For all but 75 minutes each week, Sonia Jacobs claims, she is locked in a 9-by-6-foot cell at the State Correctional Institution for Women in Lowell, Fla. Her meals are passed through a slot in the door, and when she is outside her cell no other prisoner may speak to her. She passes her time reading, drawing and writing to her lover, convicted murderer Jessie Tafero, 30, father of her 3-year-old daughter, Christina. Tafero also faces execution. “When I get real depressed,” says Sonia, “I write to myself. I don’t want to tell my mother my troubles, because she’d feel terrible.”
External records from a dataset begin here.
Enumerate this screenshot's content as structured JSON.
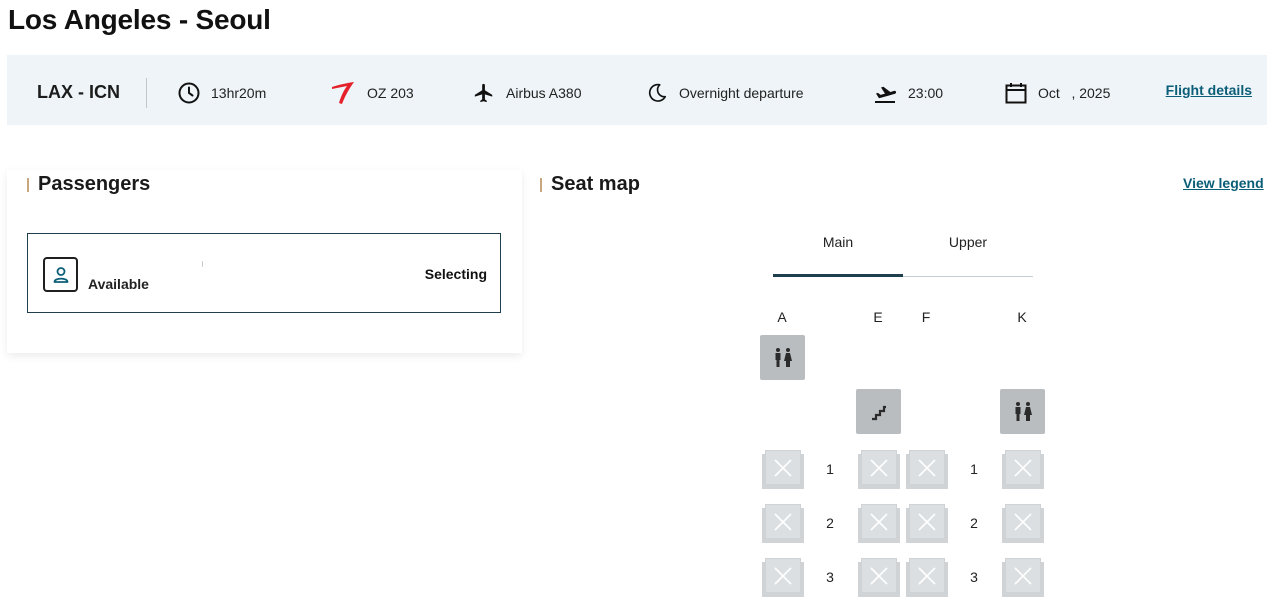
{
  "page": {
    "title": "Los Angeles - Seoul"
  },
  "flight_bar": {
    "route": "LAX - ICN",
    "duration": "13hr20m",
    "flight_number": "OZ 203",
    "aircraft": "Airbus A380",
    "departure_type": "Overnight departure",
    "departure_time": "23:00",
    "date": "Oct   , 2025",
    "details_link": "Flight details",
    "icons": [
      "clock-icon",
      "airline-logo",
      "plane-icon",
      "moon-icon",
      "takeoff-icon",
      "calendar-icon"
    ],
    "airline_color": "#e4202a"
  },
  "passengers": {
    "title": "Passengers",
    "card": {
      "status": "Available",
      "action": "Selecting"
    }
  },
  "seat_map": {
    "title": "Seat map",
    "legend_link": "View legend",
    "tabs": [
      {
        "label": "Main",
        "active": true
      },
      {
        "label": "Upper",
        "active": false
      }
    ],
    "columns": [
      "A",
      "E",
      "F",
      "K"
    ],
    "rows": [
      {
        "number": "1"
      },
      {
        "number": "2"
      },
      {
        "number": "3"
      }
    ],
    "facilities": [
      "lavatory-icon",
      "stairs-icon",
      "lavatory-icon"
    ],
    "seat_status": "unavailable"
  },
  "colors": {
    "accent": "#0b5e78",
    "bar_bg": "#eef4f7",
    "section_marker": "#c9a77e"
  }
}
Proclaiming her innocence, Jacobs, 29, says her only crime was “being in the wrong place at the wrong time”—asleep one February morning in 1976 in a parked Camaro stashed with cocaine and guns. With her were Tafero, another ex-con, little Christina, and Soma’s 9-year-old son, Eric, from a teenage marriage. Trial testimony indicated that as a Florida highway patrolman and a Canadian constable friend were searching the two men at a highway rest stop near Pompano Beach, Sonia started shooting. Tafero grabbed the gun from her and killed both officers. “She and Tafero were crazy,” a friend said later. “Not crazy-crazy—drug crazy.”
The daughter of a textile manufacturer, Sonia was raised in New York suburbs in what she terms a “middle-class environment.” She had nearly three years of college. After the breakup of her marriage to a high school sweetheart, she moved with her parents to Miami and later followed them to Charlotte, N.C. She was arrested at various times for prostitution, drug possession, forgery and contributing to the delinquency of a minor. (After the murders it was revealed that Eric had apparently never attended school.) Attorney Harold Rosen, a family friend who is now mayor of Miami Beach, helped keep her out of prison.
An ambitious jailhouse lawyer, Sonia has filed suit charging sex discrimination in her treatment as a Death Row inmate. She remains confident her appeal will succeed, and that she will be reunited with her children, now being raised by her parents. “We had fun together,” she recalls nostalgically of her life with Tafero. “We weren’t always looking for babysitters. We did everything as a family.”
Prison is breaking an ex-nurse’s health
In the more than two years she has spent in a cell at the Bibb County Jail in Macon, Ga., Rebecca Machetti, 38, suffered migraine headaches and skin rashes, as well as a stroke that left her vision impaired. “The whole thing is so bizarre,” says her mother. “Becky’s a trained nurse, always full of love and compassion for people. I know she would never harm anybody.”
A Bibb County jury disagreed. It condemned Mrs. Machetti for her part in planning the 1974 shotgun murders of her former husband, Ronald Akins, and his wife. Also convicted were her present husband, who was sentenced to death, and an accomplice who testified for the state and got life imprisonment. The motive, the state said, was insurance money and other funds due the three daughters Mrs. Machetti and Akins had during their 17-year marriage. They were divorced in 1973.
Though Mrs. Machetti is permitted few visitors, those who see her say she is depressed and highly emotional. “She’s going to need psychiatric help if she gets out,” says a friend, “but she’s extremely intelligent—a member of Mensa—and I’m sure she can make it.” A convert to Roman Catholicism, Mrs. Machetti does research for groups opposing capital punishment and corresponds with prisoners elsewhere. “Becky reaches out to everybody,” says her mother. “She writes to between 75 and 100 inmates all over the country, and I get letters telling me how much she means to them.” An anticapital punishment campaigner gives another view of Mrs. Machetti: “She’s articulate, manipulative and persuasive. She could convince anybody the moon is made of green cheese. She’s exceptional.”